9. Learn the local language
Although Arabic is the UAE’s official language, it is hardly the only language you will hear here. English is the de facto language for expats and major companies, and you will see it everywhere from the metro to road signs and malls. Additionally, because there is so much immigration in the UAE, you may hear a wide variety of languages, from Hindi and Urdu to Tagalog and Bengali.
But, it can still be a good idea to make a little effort and pick up some Arabic. If you want to do so, then you can take courses at language schools like Berlitz and Eton Institute. You could also attend free Arabic classes at the Headway Institute (Dubai) and The Language Club (Abu Dhabi). Of course, you can also try casual means such as apps like Drops, Duolingo, and Rosetta Stone.
10. Get out there and enjoy the UAE
It’s safe to say there are few countries in the world quite like the United Arab Emirates. If you’re calling this unique place home, it is a good idea to learn a few things about the country’s people and culture. This is because it may be quite different from what you are used to at home and it is best to avoid any faux pas – or worse, unknowingly break the law. Western expats have made the country more open and tolerant, but traditional conservative values still apply. As a rule of thumb, it’s best to avoid subjects like religion, politics, and sexuality with strangers.

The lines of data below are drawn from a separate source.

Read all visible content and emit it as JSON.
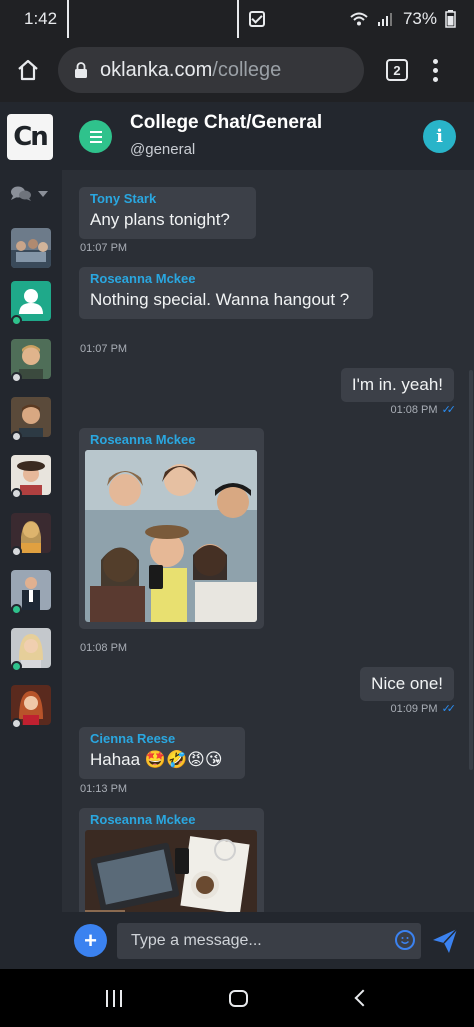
{
  "status_bar": {
    "time": "1:42",
    "battery": "73%"
  },
  "browser": {
    "url_domain": "oklanka.com",
    "url_path": "/college",
    "tab_count": "2"
  },
  "sidebar": {
    "logo": "Cn",
    "avatars": [
      {
        "name": "group-photo-avatar",
        "presence": "none"
      },
      {
        "name": "default-user-avatar",
        "presence": "online"
      },
      {
        "name": "user-avatar-1",
        "presence": "offline"
      },
      {
        "name": "user-avatar-2",
        "presence": "offline"
      },
      {
        "name": "user-avatar-3",
        "presence": "offline"
      },
      {
        "name": "user-avatar-4",
        "presence": "offline"
      },
      {
        "name": "user-avatar-5",
        "presence": "online"
      },
      {
        "name": "user-avatar-6",
        "presence": "online"
      },
      {
        "name": "user-avatar-7",
        "presence": "offline"
      }
    ]
  },
  "header": {
    "title": "College Chat/General",
    "handle": "@general",
    "info_label": "i"
  },
  "messages": [
    {
      "direction": "in",
      "sender": "Tony Stark",
      "text": "Any plans tonight?",
      "time": "01:07 PM"
    },
    {
      "direction": "in",
      "sender": "Roseanna Mckee",
      "text": "Nothing special. Wanna hangout ?",
      "time": "01:07 PM"
    },
    {
      "direction": "out",
      "text": "I'm in. yeah!",
      "time": "01:08 PM"
    },
    {
      "direction": "in",
      "sender": "Roseanna Mckee",
      "image": "group-selfie-photo",
      "time": "01:08 PM"
    },
    {
      "direction": "out",
      "text": "Nice one!",
      "time": "01:09 PM"
    },
    {
      "direction": "in",
      "sender": "Cienna Reese",
      "text": "Hahaa 🤩🤣😡😘",
      "time": "01:13 PM"
    },
    {
      "direction": "in",
      "sender": "Roseanna Mckee",
      "image": "laptop-desk-photo"
    }
  ],
  "composer": {
    "placeholder": "Type a message..."
  },
  "colors": {
    "accent_green": "#2fc28c",
    "accent_cyan": "#29b4c9",
    "accent_blue": "#3b82f0",
    "sender_blue": "#2aa7e0",
    "online": "#2fc28c",
    "offline": "#d7d9dc"
  }
}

One of the most important things you can do during your first week in the United Arab Emirates is to get out there and enjoy your new home. From sand-surfing to sunset drinks overlooking the waterfront, there really is something for every taste in the UAE. And don’t forget to sample some of the local delicacies at one of the many restaurants, either. Expect lots of meat, fish, and dates wrapped up in delicious spices when exploring cuisine in the UAE.